• How do visual, artistic and narrative representations of the history, heritage and legacies of slavery and abolition help to either consolidate or challenge competing approaches to rescue and repair?
• What starting points, strategies, and examples of political mobilisation and solidarity are required in order to move beyond the politics of paternalism? What concrete examples of better practice are already in existence in relation to issues such as migrant, sex worker, labour rights and public policy?
How to Apply:
The closing date for applications is Monday the 22nd of May. Completed applications should by submitted via email to firstname.lastname@example.org. Requests for further information regarding the call for applications should also follow this route.
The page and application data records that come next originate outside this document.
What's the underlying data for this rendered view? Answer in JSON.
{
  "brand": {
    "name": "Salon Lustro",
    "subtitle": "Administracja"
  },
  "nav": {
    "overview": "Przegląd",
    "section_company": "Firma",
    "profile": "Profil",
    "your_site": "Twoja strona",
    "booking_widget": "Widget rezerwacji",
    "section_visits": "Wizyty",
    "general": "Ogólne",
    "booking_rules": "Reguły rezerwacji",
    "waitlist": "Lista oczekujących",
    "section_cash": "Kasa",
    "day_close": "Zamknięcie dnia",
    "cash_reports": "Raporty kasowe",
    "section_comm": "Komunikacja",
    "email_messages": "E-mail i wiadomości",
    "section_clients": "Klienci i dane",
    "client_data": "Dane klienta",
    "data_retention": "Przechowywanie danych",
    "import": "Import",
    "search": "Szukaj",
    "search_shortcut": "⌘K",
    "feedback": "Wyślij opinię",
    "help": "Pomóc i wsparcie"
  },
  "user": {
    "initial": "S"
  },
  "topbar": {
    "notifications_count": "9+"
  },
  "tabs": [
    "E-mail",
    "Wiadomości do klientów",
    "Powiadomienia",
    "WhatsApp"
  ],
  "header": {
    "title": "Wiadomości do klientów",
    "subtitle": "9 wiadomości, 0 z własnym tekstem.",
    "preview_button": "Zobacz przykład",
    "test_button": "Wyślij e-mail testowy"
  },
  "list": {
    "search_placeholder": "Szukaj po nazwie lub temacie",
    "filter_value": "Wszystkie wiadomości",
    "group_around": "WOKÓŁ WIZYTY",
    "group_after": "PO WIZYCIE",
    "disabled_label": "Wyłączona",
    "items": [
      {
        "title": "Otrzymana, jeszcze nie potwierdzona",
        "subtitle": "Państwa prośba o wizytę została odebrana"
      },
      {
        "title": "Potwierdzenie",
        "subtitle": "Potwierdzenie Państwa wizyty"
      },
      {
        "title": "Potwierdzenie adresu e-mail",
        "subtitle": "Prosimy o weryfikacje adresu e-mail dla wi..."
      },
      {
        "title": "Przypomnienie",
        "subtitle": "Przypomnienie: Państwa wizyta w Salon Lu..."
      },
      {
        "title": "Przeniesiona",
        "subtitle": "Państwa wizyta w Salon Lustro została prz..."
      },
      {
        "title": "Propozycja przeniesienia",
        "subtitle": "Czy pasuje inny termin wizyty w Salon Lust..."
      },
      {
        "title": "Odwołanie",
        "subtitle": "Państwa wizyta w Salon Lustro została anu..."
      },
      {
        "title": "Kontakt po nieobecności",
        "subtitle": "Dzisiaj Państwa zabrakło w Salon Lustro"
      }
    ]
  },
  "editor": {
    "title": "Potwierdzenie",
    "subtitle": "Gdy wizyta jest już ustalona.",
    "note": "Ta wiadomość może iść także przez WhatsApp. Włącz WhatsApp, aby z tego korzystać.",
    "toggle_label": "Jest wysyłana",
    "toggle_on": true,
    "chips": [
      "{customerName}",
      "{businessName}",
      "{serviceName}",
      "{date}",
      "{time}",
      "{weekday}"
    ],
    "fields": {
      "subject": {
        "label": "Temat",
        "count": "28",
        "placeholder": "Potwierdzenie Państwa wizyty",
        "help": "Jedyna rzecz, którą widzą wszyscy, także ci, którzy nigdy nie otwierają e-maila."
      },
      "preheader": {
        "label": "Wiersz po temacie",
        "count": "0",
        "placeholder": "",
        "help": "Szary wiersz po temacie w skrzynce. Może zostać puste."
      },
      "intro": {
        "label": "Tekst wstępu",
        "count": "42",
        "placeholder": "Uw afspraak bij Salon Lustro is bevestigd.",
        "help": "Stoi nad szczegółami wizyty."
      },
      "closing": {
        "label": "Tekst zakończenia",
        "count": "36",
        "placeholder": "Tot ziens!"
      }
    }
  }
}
Applications should include i) a 400 word abstract introducing the paper being proposed for the conference, ii) a comprehensive curriculum vitae, including the contact details of three referees, and iii) a short cover letter outlining relevant experience and expertise (1 to 2 pages). For the purposes of this call, early career scholars are understood to include current Ph.D. students or recent Ph.D. graduates (within five years of graduation). Similarly, practitioners are here understood to refer to officials working on relevant issues who are (or were) based in government, international organizations, or corporations. Political activists are understood to be civil society representatives working on the same.
Beyond Trafficking and Slavery (BTS) is a multi-disciplinary team of academics and civil society organisations based in both the Global North and Global South. The project team comprises leading social scientists who are experts in the causes, consequences and experiences of ‘human trafficking’, ‘forced labour’ and ‘modern slavery’. BTS has existed since 2014. Its public face is the widely-acclaimed Beyond Trafficking and Slavery section of openDemocracy.net, a UK-based digital commons that receives over nine million visitors a year. The primary goal of BTS is to both better understand and effectively challenge the political, economic, and social root causes of global exploitation, vulnerability and forced labour. This conference is one of a series of international events supported by a recent grant from the ESRC (UK).
• Ana Lucia Araujo, Howard University (aaraujo@Howard.edu).
• Elena Shih, Brown University (email@example.com).
• Joel Quirk, University of the Witwatersrand (firstname.lastname@example.org).
• Sam Okyere, University of Nottingham (Samuel.Okyere@ottingham.ac.uk).
This complete call for applications is also available for download as a PDF. https://drive.google.com/file/d/0B2lN4rGTopsaRzR1UnUyLXJZYlE/view
CALL FOR APPLICATIONS: An International Conference, 29th November to 1st December, 2017